    • Your child may not want to eat much when they are sick, and that is ok
    • Encourage your child to drink clear fluids. Babies less than 6 months old should continue to breast or bottle feed as usual
    • Your child may not want to drink like they usually do, but continue to offer small amounts of fluids throughout the day so they stay hydrated
  4. Fever and discomfort:
    • You may give Acetaminophen (Tylenol® or Tempra®) or Ibuprofen (Advil® or Motrin®) to keep your child comfortable. Use as directed on the packaging or instructed by a health care provider.

In Hospital

In the hospital, doctors and nurses will do many things to help your child’s breathing and keep them comfortable.
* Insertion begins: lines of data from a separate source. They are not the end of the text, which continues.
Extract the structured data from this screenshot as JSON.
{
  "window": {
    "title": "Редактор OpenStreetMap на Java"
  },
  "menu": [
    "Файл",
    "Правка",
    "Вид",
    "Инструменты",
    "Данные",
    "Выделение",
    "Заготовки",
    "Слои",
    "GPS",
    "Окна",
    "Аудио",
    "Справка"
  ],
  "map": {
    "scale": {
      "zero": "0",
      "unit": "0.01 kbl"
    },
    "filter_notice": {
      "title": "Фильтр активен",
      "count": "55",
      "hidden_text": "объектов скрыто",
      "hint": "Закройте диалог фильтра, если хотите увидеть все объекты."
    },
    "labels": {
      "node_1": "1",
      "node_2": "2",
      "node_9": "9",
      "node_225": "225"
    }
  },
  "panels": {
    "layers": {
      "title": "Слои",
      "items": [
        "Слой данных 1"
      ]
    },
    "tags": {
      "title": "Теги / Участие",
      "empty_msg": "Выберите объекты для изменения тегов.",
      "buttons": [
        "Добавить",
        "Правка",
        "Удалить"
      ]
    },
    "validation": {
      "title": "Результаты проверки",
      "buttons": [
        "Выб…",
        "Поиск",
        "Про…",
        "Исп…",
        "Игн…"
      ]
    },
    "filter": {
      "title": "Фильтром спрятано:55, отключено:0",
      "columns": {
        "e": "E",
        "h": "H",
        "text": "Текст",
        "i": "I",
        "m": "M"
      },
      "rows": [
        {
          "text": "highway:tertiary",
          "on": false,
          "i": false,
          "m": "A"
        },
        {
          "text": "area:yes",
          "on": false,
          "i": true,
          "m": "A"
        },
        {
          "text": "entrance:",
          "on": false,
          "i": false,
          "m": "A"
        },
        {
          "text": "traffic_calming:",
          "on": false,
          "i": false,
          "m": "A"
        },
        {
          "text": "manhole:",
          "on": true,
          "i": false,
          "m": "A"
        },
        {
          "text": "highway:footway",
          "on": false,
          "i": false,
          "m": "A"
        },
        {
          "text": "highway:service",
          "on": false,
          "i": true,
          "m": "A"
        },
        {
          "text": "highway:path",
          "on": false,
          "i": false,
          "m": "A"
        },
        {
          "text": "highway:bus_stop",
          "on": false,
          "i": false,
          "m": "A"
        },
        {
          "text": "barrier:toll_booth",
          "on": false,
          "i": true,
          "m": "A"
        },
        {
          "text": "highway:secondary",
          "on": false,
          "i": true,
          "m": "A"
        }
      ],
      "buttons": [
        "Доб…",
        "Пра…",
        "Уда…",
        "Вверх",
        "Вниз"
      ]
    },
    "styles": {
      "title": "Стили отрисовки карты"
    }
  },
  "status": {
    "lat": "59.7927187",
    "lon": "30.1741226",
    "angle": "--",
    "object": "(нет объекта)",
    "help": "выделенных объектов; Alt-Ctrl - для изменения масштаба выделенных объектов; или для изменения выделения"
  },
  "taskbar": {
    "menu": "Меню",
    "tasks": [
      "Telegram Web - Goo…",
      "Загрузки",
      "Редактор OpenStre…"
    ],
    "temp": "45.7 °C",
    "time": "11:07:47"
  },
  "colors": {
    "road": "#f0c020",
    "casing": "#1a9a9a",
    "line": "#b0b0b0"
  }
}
This can include:

  1. Keeping them calm and sitting up to make their breathing easier
  2. Listening to their lungs and watching their breathing
  3. Gently suctioning your child’s nose with salt water drops
  4. Giving your child some extra oxygen to breathe in to make sure there is enough oxygen in their blood
  5. Trying inhalers (puffers) of either Salbutamol (Ventolin™) or Epinephrine. These medicines can help some children breath easier by opening up their small airways

How Can I Prevent It From Spreading?

Bronchiolitis is very contagious. It is spread through close contact with someone who is sick and coughing or sneezing around you. Touching toys or sharing food with someone who is sick can spread the virus.

Children with bronchiolitis are contagious for almost a week after they first get sick. You should keep your child at home if they are coughing a lot or having any trouble breathing.

Other tips to prevent spreading the virus:

  • Keep your child away from young babies (less than three months) for as long as you can while they are coughing
  • Hand washing is important to stop the spread of infections. Teach children to wash their hands before and after eating, coughing or sneezing
  • Avoid exposing young babies and children to cigarette smoke. Smoking has been linked to higher risk of infection

Cough and Wheeze (Bronchiolitis)

Seek Immediate Medical Attention if:

  • Your child is breathing very fast
  • Your child looks very uncomfortable when breathing
  • Your child is having trouble breathing: look for pulling of the skin around the neck and between the ribs or more wheezing while breathing
  • Your child looks blue around the lips
  • Your child is very sleepy and difficult to wake up
  • Your child is having difficulties feeding and is becoming dehydrated

Know Your Options

Know Your Options It can be scary when your child is sick. But in most cases, you don’t need to go to the emergency department. If you’re unsure, we’re here to help.

Health LinkStollery HospitalAlberta Children's Hospital